**WHAT IS REQUIRED:** Copy out every line of the data exactly; do not include the images.

Interface dataset entries
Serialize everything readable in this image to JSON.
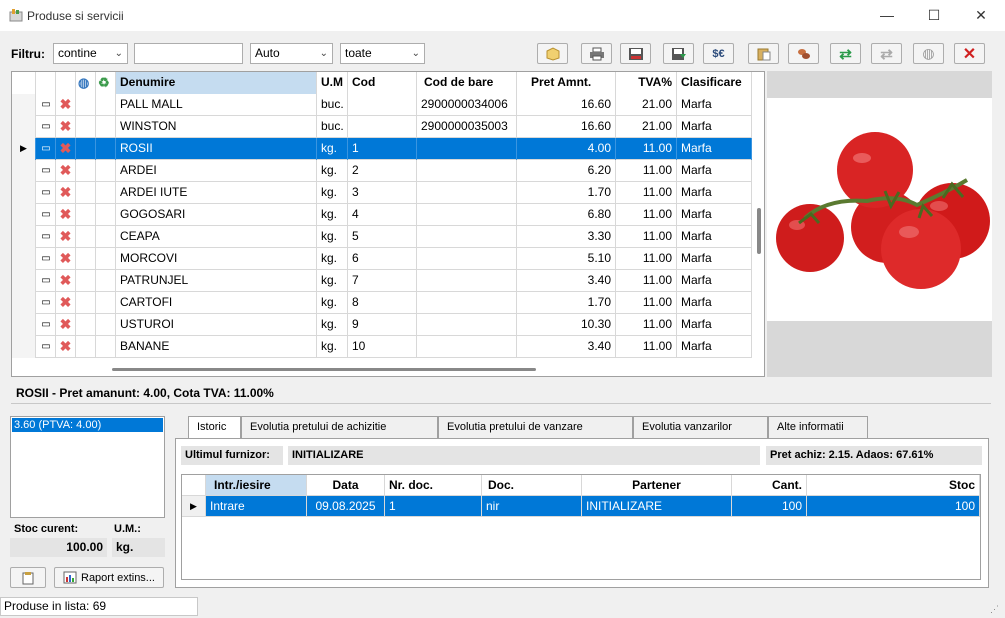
{
  "window": {
    "title": "Produse si servicii",
    "minimize": "—",
    "maximize": "☐",
    "close": "✕"
  },
  "filter": {
    "label": "Filtru:",
    "mode": "contine",
    "text": "",
    "type": "Auto",
    "scope": "toate"
  },
  "toolbar": {
    "icons": [
      "box-icon",
      "print-icon",
      "export-icon",
      "import-icon",
      "currency-icon",
      "paste-icon",
      "move-icon",
      "refresh-icon",
      "sync-icon",
      "web-icon",
      "delete-icon"
    ]
  },
  "grid": {
    "headers": {
      "name": "Denumire",
      "um": "U.M",
      "code": "Cod",
      "barcode": "Cod de bare",
      "price": "Pret Amnt.",
      "vat": "TVA%",
      "class": "Clasificare"
    },
    "rows": [
      {
        "name": "PALL MALL",
        "um": "buc.",
        "code": "",
        "barcode": "2900000034006",
        "price": "16.60",
        "vat": "21.00",
        "class": "Marfa"
      },
      {
        "name": "WINSTON",
        "um": "buc.",
        "code": "",
        "barcode": "2900000035003",
        "price": "16.60",
        "vat": "21.00",
        "class": "Marfa"
      },
      {
        "name": "ROSII",
        "um": "kg.",
        "code": "1",
        "barcode": "",
        "price": "4.00",
        "vat": "11.00",
        "class": "Marfa"
      },
      {
        "name": "ARDEI",
        "um": "kg.",
        "code": "2",
        "barcode": "",
        "price": "6.20",
        "vat": "11.00",
        "class": "Marfa"
      },
      {
        "name": "ARDEI IUTE",
        "um": "kg.",
        "code": "3",
        "barcode": "",
        "price": "1.70",
        "vat": "11.00",
        "class": "Marfa"
      },
      {
        "name": "GOGOSARI",
        "um": "kg.",
        "code": "4",
        "barcode": "",
        "price": "6.80",
        "vat": "11.00",
        "class": "Marfa"
      },
      {
        "name": "CEAPA",
        "um": "kg.",
        "code": "5",
        "barcode": "",
        "price": "3.30",
        "vat": "11.00",
        "class": "Marfa"
      },
      {
        "name": "MORCOVI",
        "um": "kg.",
        "code": "6",
        "barcode": "",
        "price": "5.10",
        "vat": "11.00",
        "class": "Marfa"
      },
      {
        "name": "PATRUNJEL",
        "um": "kg.",
        "code": "7",
        "barcode": "",
        "price": "3.40",
        "vat": "11.00",
        "class": "Marfa"
      },
      {
        "name": "CARTOFI",
        "um": "kg.",
        "code": "8",
        "barcode": "",
        "price": "1.70",
        "vat": "11.00",
        "class": "Marfa"
      },
      {
        "name": "USTUROI",
        "um": "kg.",
        "code": "9",
        "barcode": "",
        "price": "10.30",
        "vat": "11.00",
        "class": "Marfa"
      },
      {
        "name": "BANANE",
        "um": "kg.",
        "code": "10",
        "barcode": "",
        "price": "3.40",
        "vat": "11.00",
        "class": "Marfa"
      }
    ]
  },
  "summary": "ROSII - Pret amanunt: 4.00, Cota TVA: 11.00%",
  "prices": {
    "item": "3.60 (PTVA: 4.00)"
  },
  "stock": {
    "label": "Stoc curent:",
    "um_label": "U.M.:",
    "value": "100.00",
    "um": "kg."
  },
  "buttons": {
    "report": "Raport extins..."
  },
  "tabs": [
    "Istoric",
    "Evolutia pretului de achizitie",
    "Evolutia pretului de vanzare",
    "Evolutia vanzarilor",
    "Alte informatii"
  ],
  "supplier": {
    "label": "Ultimul furnizor:",
    "value": "INITIALIZARE",
    "margin": "Pret achiz: 2.15. Adaos: 67.61%"
  },
  "history": {
    "headers": {
      "type": "Intr./iesire",
      "date": "Data",
      "nr": "Nr. doc.",
      "doc": "Doc.",
      "partner": "Partener",
      "qty": "Cant.",
      "stock": "Stoc"
    },
    "rows": [
      {
        "type": "Intrare",
        "date": "09.08.2025",
        "nr": "1",
        "doc": "nir",
        "partner": "INITIALIZARE",
        "qty": "100",
        "stock": "100"
      }
    ]
  },
  "status": "Produse in lista: 69"
}
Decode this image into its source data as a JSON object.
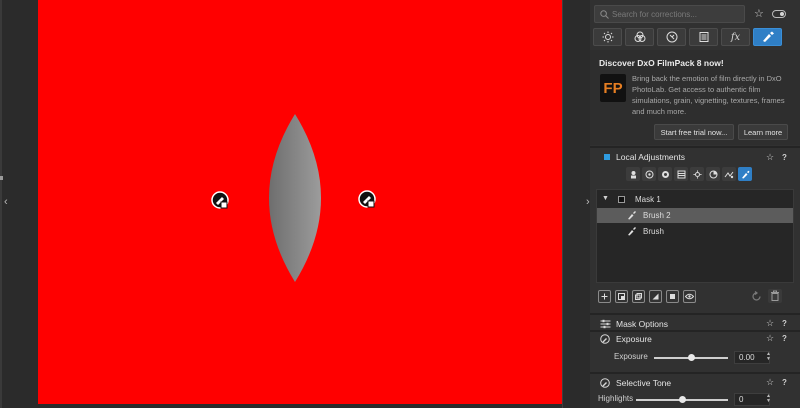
{
  "search": {
    "placeholder": "Search for corrections..."
  },
  "tabs": [
    {
      "icon": "light-icon"
    },
    {
      "icon": "color-icon"
    },
    {
      "icon": "detail-icon"
    },
    {
      "icon": "geometry-icon"
    },
    {
      "icon": "effects-icon",
      "label": "fx"
    },
    {
      "icon": "local-adjustments-icon",
      "active": true
    }
  ],
  "promo": {
    "title": "Discover DxO FilmPack 8 now!",
    "logo": "FP",
    "body": "Bring back the emotion of film directly in DxO PhotoLab. Get access to authentic film simulations, grain, vignetting, textures, frames and much more.",
    "trial_button": "Start free trial now...",
    "learn_button": "Learn more"
  },
  "local_adjustments": {
    "title": "Local Adjustments",
    "star": "☆",
    "help": "?",
    "masks": [
      {
        "label": "Mask 1",
        "expanded": true
      },
      {
        "label": "Brush 2",
        "selected": true
      },
      {
        "label": "Brush"
      }
    ]
  },
  "mask_options": {
    "title": "Mask Options",
    "star": "☆",
    "help": "?"
  },
  "exposure": {
    "title": "Exposure",
    "star": "☆",
    "help": "?",
    "slider_label": "Exposure",
    "value": "0.00",
    "position": 0.5
  },
  "selective_tone": {
    "title": "Selective Tone",
    "star": "☆",
    "help": "?",
    "slider_label": "Highlights",
    "value": "0",
    "position": 0.5
  },
  "colors": {
    "accent": "#2f7fc6",
    "image_fill": "#ff0000",
    "checkbox": "#2f9ce0",
    "logo_text": "#e67e22"
  }
}
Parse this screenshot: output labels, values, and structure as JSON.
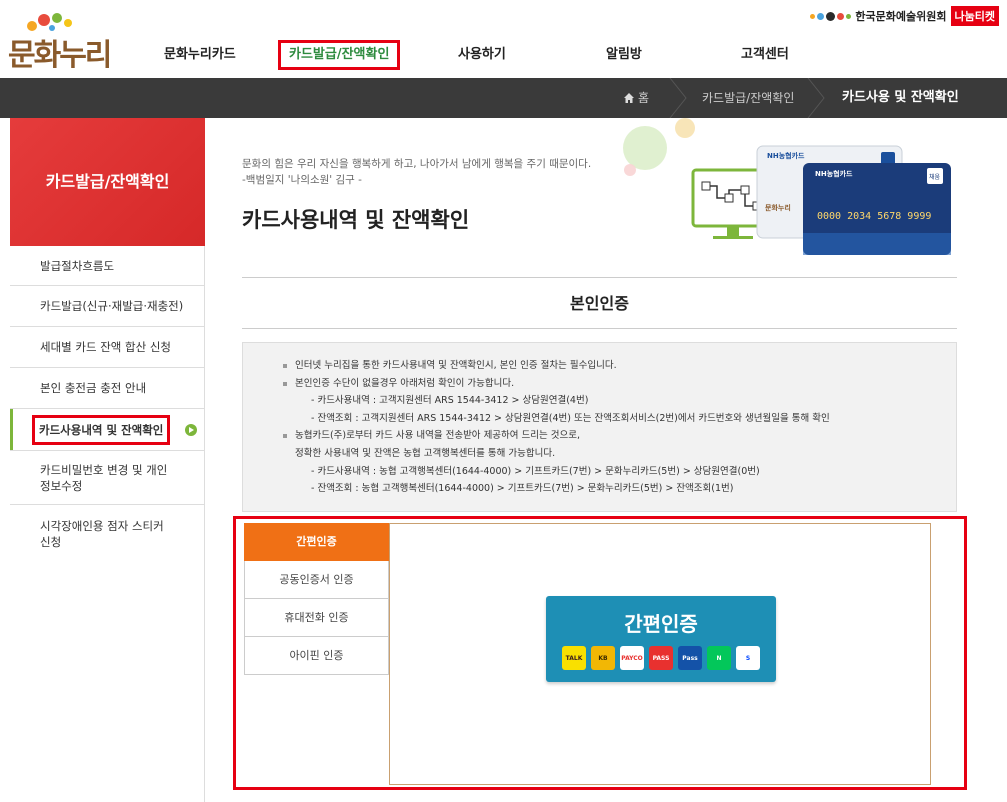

**SOLUTION TO THE PROBLEM:**
Serialize everything readable in this image to JSON.
{
  "window": {
    "title": "Produse si servicii",
    "minimize": "—",
    "maximize": "☐",
    "close": "✕"
  },
  "filter": {
    "label": "Filtru:",
    "mode": "contine",
    "text": "",
    "type": "Auto",
    "scope": "toate"
  },
  "toolbar": {
    "icons": [
      "box-icon",
      "print-icon",
      "export-icon",
      "import-icon",
      "currency-icon",
      "paste-icon",
      "move-icon",
      "refresh-icon",
      "sync-icon",
      "web-icon",
      "delete-icon"
    ]
  },
  "grid": {
    "headers": {
      "name": "Denumire",
      "um": "U.M",
      "code": "Cod",
      "barcode": "Cod de bare",
      "price": "Pret Amnt.",
      "vat": "TVA%",
      "class": "Clasificare"
    },
    "rows": [
      {
        "name": "PALL MALL",
        "um": "buc.",
        "code": "",
        "barcode": "2900000034006",
        "price": "16.60",
        "vat": "21.00",
        "class": "Marfa"
      },
      {
        "name": "WINSTON",
        "um": "buc.",
        "code": "",
        "barcode": "2900000035003",
        "price": "16.60",
        "vat": "21.00",
        "class": "Marfa"
      },
      {
        "name": "ROSII",
        "um": "kg.",
        "code": "1",
        "barcode": "",
        "price": "4.00",
        "vat": "11.00",
        "class": "Marfa"
      },
      {
        "name": "ARDEI",
        "um": "kg.",
        "code": "2",
        "barcode": "",
        "price": "6.20",
        "vat": "11.00",
        "class": "Marfa"
      },
      {
        "name": "ARDEI IUTE",
        "um": "kg.",
        "code": "3",
        "barcode": "",
        "price": "1.70",
        "vat": "11.00",
        "class": "Marfa"
      },
      {
        "name": "GOGOSARI",
        "um": "kg.",
        "code": "4",
        "barcode": "",
        "price": "6.80",
        "vat": "11.00",
        "class": "Marfa"
      },
      {
        "name": "CEAPA",
        "um": "kg.",
        "code": "5",
        "barcode": "",
        "price": "3.30",
        "vat": "11.00",
        "class": "Marfa"
      },
      {
        "name": "MORCOVI",
        "um": "kg.",
        "code": "6",
        "barcode": "",
        "price": "5.10",
        "vat": "11.00",
        "class": "Marfa"
      },
      {
        "name": "PATRUNJEL",
        "um": "kg.",
        "code": "7",
        "barcode": "",
        "price": "3.40",
        "vat": "11.00",
        "class": "Marfa"
      },
      {
        "name": "CARTOFI",
        "um": "kg.",
        "code": "8",
        "barcode": "",
        "price": "1.70",
        "vat": "11.00",
        "class": "Marfa"
      },
      {
        "name": "USTUROI",
        "um": "kg.",
        "code": "9",
        "barcode": "",
        "price": "10.30",
        "vat": "11.00",
        "class": "Marfa"
      },
      {
        "name": "BANANE",
        "um": "kg.",
        "code": "10",
        "barcode": "",
        "price": "3.40",
        "vat": "11.00",
        "class": "Marfa"
      }
    ]
  },
  "summary": "ROSII - Pret amanunt: 4.00, Cota TVA: 11.00%",
  "prices": {
    "item": "3.60 (PTVA: 4.00)"
  },
  "stock": {
    "label": "Stoc curent:",
    "um_label": "U.M.:",
    "value": "100.00",
    "um": "kg."
  },
  "buttons": {
    "report": "Raport extins..."
  },
  "tabs": [
    "Istoric",
    "Evolutia pretului de achizitie",
    "Evolutia pretului de vanzare",
    "Evolutia vanzarilor",
    "Alte informatii"
  ],
  "supplier": {
    "label": "Ultimul furnizor:",
    "value": "INITIALIZARE",
    "margin": "Pret achiz: 2.15. Adaos: 67.61%"
  },
  "history": {
    "headers": {
      "type": "Intr./iesire",
      "date": "Data",
      "nr": "Nr. doc.",
      "doc": "Doc.",
      "partner": "Partener",
      "qty": "Cant.",
      "stock": "Stoc"
    },
    "rows": [
      {
        "type": "Intrare",
        "date": "09.08.2025",
        "nr": "1",
        "doc": "nir",
        "partner": "INITIALIZARE",
        "qty": "100",
        "stock": "100"
      }
    ]
  },
  "status": "Produse in lista: 69"
}
Decode this image into its source data as a JSON object.
{
  "search": {
    "placeholder": "Search for corrections..."
  },
  "tabs": [
    {
      "icon": "light-icon"
    },
    {
      "icon": "color-icon"
    },
    {
      "icon": "detail-icon"
    },
    {
      "icon": "geometry-icon"
    },
    {
      "icon": "effects-icon",
      "label": "fx"
    },
    {
      "icon": "local-adjustments-icon",
      "active": true
    }
  ],
  "promo": {
    "title": "Discover DxO FilmPack 8 now!",
    "logo": "FP",
    "body": "Bring back the emotion of film directly in DxO PhotoLab. Get access to authentic film simulations, grain, vignetting, textures, frames and much more.",
    "trial_button": "Start free trial now...",
    "learn_button": "Learn more"
  },
  "local_adjustments": {
    "title": "Local Adjustments",
    "star": "☆",
    "help": "?",
    "masks": [
      {
        "label": "Mask 1",
        "expanded": true
      },
      {
        "label": "Brush 2",
        "selected": true
      },
      {
        "label": "Brush"
      }
    ]
  },
  "mask_options": {
    "title": "Mask Options",
    "star": "☆",
    "help": "?"
  },
  "exposure": {
    "title": "Exposure",
    "star": "☆",
    "help": "?",
    "slider_label": "Exposure",
    "value": "0.00",
    "position": 0.5
  },
  "selective_tone": {
    "title": "Selective Tone",
    "star": "☆",
    "help": "?",
    "slider_label": "Highlights",
    "value": "0",
    "position": 0.5
  },
  "colors": {
    "accent": "#2f7fc6",
    "image_fill": "#ff0000",
    "checkbox": "#2f9ce0",
    "logo_text": "#e67e22"
  }
}
Parse this screenshot: output labels, values, and structure as JSON.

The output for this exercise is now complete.